November 03, 2009

Imagine, meal after meal with nary a veggie in sight. Yeah, right.

We think most kids would shout “Yay!” if grown-ups announced a “Hide the veggies” game. To that they’d gleefully add, “and banish them forever.”

Imagine, meal after meal with nary a veggie in sight. Yeah, right.

True, we’ve had U.S. presidents declare their dislike of broccoli, misspell the names of vegetables, and demonstrate poor leadership when it comes to healthful eating and the right kinds of encouragement kids need. But moms are warier in their own white houses – they want their kids to have the nutritional sustenance they need to learn, to run, to play and grow strong.

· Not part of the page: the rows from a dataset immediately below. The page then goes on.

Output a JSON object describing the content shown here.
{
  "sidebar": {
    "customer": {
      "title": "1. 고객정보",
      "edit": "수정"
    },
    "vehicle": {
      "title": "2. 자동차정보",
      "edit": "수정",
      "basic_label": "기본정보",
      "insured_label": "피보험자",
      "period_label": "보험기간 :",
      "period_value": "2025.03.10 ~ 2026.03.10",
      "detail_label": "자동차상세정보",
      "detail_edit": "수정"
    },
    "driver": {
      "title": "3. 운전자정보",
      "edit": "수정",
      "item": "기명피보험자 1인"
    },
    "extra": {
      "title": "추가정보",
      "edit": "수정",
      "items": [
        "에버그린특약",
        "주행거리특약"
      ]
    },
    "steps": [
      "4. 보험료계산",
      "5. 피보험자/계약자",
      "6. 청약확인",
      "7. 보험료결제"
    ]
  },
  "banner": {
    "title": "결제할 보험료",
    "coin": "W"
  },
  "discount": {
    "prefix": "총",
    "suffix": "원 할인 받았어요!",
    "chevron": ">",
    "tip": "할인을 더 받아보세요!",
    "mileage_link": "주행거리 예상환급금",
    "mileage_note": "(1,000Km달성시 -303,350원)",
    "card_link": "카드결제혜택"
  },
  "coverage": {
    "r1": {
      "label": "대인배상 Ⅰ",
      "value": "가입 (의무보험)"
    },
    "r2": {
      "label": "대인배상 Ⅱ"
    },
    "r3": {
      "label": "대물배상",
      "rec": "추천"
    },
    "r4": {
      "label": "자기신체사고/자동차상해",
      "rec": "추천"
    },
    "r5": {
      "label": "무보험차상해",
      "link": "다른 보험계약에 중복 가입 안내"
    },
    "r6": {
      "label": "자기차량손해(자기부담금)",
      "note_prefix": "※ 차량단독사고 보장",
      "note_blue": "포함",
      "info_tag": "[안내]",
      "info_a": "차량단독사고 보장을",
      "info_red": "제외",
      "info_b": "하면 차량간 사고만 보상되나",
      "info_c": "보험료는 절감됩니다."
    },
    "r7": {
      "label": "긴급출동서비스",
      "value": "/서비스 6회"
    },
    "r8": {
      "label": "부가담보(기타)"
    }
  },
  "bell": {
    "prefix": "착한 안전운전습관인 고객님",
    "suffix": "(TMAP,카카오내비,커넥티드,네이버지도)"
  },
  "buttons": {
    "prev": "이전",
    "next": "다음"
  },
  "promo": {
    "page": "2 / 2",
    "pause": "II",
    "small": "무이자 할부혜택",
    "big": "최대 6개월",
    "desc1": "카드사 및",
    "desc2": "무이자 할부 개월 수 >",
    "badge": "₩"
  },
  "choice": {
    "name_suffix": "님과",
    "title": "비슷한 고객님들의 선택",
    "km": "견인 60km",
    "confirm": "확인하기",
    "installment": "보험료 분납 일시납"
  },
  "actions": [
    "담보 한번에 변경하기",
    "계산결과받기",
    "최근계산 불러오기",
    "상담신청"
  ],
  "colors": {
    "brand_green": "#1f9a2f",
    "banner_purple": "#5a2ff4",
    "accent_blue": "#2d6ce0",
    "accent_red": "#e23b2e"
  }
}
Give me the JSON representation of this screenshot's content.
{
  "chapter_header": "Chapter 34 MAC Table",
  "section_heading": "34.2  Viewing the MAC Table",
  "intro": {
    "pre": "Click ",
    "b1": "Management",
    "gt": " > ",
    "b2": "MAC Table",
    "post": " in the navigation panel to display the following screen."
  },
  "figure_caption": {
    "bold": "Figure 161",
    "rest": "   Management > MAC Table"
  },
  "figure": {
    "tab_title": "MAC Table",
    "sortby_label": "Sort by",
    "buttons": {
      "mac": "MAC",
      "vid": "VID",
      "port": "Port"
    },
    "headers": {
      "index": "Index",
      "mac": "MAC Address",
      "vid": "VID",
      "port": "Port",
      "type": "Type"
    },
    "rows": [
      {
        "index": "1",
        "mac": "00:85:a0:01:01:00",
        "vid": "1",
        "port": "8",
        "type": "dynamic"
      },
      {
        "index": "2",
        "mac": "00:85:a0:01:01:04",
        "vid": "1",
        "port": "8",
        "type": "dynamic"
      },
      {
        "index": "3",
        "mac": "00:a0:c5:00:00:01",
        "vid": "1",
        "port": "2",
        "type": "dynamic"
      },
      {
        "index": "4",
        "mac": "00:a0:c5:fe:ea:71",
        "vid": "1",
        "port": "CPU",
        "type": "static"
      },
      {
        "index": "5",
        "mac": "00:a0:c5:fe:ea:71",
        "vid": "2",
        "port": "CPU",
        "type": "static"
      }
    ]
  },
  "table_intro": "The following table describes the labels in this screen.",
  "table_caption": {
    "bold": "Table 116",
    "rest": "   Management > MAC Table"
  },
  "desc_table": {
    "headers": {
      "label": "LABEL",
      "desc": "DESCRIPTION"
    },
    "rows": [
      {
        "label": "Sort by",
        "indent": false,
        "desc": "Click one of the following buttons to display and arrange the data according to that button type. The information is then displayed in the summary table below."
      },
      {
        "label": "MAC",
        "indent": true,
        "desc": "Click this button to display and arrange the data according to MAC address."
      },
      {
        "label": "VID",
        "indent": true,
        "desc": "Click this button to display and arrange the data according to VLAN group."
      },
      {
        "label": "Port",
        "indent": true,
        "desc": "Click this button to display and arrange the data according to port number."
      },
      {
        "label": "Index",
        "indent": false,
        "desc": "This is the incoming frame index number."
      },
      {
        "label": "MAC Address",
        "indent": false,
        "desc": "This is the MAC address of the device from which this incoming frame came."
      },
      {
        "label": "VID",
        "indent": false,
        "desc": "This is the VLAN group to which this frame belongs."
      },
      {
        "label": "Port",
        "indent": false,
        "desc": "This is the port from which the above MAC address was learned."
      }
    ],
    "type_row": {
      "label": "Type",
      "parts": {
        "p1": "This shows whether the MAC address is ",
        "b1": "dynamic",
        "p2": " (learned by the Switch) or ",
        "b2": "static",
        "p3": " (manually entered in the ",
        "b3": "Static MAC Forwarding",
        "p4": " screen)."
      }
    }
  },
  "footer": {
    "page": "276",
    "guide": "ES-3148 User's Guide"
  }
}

Now, with the help of many of the nation’s leading food manufacturers, moms are getting some veggies into their kids without the whining and tantrums. The trend began about three years ago when two books were published (Sneaky Chef by Missy Chase Lapine, and then Deceptively Delicious: Simple Secrets to Get Your Kids Eating Good Food by Jessica Seinfeld).

We won’t name particular brands here, but we do think that concealing fruits and vegetables with kids’ foods so they’ll more readily eat them is only part of the solution. Moms might feel better if they feed kids these foods, but the premise seems a bit dishonest to us, for a couple of reasons: 

First, what else is in these food products (salt, etc.) that mask the great, natural taste of fruits and vegetables, or possibly change the foods’ overall nutritional profile? Second, the kids don’t learn about proper eating this way; they’re not part of the fundamental dietary decisions that could affect the way they eat for their entire lives. If they’re not openly exposed to fruits, vegetables, grains and other nutritional foods, how can they learn to appreciate them?

Which explains our view that moms shouldn’t look for an easy way out of this responsibility, nor should brands look to capitalize on moms’ desire to avoid vegetable skirmishes at the household dinner table. Like mathematics and language skills taught in school, it’s up to moms, dads and older siblings to instill the right food teachings in their children. They’ll serve as tools for a better life.

Otherwise, the real stress could come years down the road, when moms look at their kids’ dysfunctional eating habits and think, ‘what have I done.’